Bernard A. Weisberger is right on the mark. His perceptive essay should be read by everyone involved or interested in history, education, or where this country is going.
In the early seventies my sister took an American history survey course in college. The course did not cover the Civil War. Her teacher did not consider the Civil War an important part of a course in American history.
A few years after that, a young American history professor was quoted as answering a question about his research into life in a Revolutionary War-era village. He stated he did not consider it “relevant” to mention the effects of the war itself on the life of this village. Apparently only the “world” was turned upside down by the results of the war, not the village.
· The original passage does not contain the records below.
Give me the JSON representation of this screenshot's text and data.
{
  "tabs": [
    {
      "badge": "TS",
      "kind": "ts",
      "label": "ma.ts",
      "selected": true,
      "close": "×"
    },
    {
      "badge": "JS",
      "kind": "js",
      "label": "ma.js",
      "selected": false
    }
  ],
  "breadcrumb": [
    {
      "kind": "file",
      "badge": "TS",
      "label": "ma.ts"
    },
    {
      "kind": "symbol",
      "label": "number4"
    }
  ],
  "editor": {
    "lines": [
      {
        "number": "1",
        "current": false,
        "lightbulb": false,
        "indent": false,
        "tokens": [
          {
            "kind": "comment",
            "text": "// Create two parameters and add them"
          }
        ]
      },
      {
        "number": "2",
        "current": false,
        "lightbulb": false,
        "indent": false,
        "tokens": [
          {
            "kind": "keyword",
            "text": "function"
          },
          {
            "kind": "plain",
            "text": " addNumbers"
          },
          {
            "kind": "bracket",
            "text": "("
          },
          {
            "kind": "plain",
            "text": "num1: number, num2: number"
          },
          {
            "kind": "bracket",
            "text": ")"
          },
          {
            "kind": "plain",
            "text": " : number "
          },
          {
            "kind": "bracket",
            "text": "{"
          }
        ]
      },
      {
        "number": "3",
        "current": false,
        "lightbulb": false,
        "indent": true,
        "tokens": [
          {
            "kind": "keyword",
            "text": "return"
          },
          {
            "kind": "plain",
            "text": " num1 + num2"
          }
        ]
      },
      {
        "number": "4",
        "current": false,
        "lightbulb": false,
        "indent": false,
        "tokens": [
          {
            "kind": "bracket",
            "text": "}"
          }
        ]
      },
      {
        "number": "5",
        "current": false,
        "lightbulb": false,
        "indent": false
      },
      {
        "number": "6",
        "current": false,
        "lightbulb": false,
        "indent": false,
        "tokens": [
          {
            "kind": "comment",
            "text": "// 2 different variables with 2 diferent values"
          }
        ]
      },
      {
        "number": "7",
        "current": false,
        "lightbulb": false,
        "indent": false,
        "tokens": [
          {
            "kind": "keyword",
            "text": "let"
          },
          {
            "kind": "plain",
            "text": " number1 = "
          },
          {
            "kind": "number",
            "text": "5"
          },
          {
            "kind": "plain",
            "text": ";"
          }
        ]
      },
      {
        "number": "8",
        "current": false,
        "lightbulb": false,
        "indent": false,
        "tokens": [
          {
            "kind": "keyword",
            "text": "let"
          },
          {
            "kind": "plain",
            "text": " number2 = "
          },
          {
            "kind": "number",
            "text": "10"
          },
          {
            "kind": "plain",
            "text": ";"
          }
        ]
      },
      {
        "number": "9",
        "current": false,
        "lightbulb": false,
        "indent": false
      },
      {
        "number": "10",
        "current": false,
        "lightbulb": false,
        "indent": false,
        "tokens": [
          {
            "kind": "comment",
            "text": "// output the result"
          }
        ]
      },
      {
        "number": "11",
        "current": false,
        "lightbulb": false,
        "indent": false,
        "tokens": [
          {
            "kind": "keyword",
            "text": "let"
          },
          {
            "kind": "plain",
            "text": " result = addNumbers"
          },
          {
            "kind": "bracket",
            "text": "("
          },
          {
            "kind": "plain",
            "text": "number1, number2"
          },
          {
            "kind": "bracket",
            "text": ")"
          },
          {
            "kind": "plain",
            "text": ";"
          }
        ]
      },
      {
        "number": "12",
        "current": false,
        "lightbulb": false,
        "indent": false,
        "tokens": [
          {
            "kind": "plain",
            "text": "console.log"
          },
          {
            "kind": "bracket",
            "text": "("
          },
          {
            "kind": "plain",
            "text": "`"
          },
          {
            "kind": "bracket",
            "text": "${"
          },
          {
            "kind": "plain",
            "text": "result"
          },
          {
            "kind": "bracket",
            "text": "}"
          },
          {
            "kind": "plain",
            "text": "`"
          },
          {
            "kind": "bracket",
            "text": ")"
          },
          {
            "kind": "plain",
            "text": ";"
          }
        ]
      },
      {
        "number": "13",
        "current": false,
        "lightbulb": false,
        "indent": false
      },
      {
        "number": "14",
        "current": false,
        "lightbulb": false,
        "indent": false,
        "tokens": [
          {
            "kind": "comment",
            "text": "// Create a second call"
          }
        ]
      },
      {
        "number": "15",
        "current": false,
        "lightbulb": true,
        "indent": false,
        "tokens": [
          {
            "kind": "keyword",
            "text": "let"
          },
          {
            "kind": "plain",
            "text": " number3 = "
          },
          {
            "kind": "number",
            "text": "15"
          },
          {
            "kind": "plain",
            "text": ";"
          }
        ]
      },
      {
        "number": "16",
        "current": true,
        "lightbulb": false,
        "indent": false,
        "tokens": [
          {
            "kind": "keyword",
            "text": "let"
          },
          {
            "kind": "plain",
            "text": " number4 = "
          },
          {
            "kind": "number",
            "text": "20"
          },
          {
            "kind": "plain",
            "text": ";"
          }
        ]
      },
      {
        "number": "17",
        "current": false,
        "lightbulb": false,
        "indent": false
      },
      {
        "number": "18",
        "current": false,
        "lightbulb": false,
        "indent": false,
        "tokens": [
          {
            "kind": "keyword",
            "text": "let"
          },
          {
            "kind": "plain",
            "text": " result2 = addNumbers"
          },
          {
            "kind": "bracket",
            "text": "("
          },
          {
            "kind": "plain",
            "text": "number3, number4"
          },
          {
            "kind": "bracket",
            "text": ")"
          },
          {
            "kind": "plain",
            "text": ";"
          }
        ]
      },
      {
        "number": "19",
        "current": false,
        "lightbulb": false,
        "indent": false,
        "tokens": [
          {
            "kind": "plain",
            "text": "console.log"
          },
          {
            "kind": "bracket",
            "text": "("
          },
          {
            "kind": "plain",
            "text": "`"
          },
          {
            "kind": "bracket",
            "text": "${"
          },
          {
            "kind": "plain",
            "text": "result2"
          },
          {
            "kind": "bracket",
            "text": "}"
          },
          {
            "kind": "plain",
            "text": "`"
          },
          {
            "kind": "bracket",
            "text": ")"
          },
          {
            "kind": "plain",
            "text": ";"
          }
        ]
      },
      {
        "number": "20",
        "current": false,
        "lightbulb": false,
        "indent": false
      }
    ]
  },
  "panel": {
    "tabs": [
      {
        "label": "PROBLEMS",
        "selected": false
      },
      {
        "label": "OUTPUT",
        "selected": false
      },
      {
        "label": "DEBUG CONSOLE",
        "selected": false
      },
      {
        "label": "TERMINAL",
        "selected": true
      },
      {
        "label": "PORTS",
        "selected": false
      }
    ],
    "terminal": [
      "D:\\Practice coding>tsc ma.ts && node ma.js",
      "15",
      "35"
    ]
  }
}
History is an inherently interesting and appealing subject. Weisberger does a first-rate job in documenting how history as an academic subject has become so boring, and so different from history as a field. This change has been an extraordinary process, showing collective tunnel vision on the part of academic historians.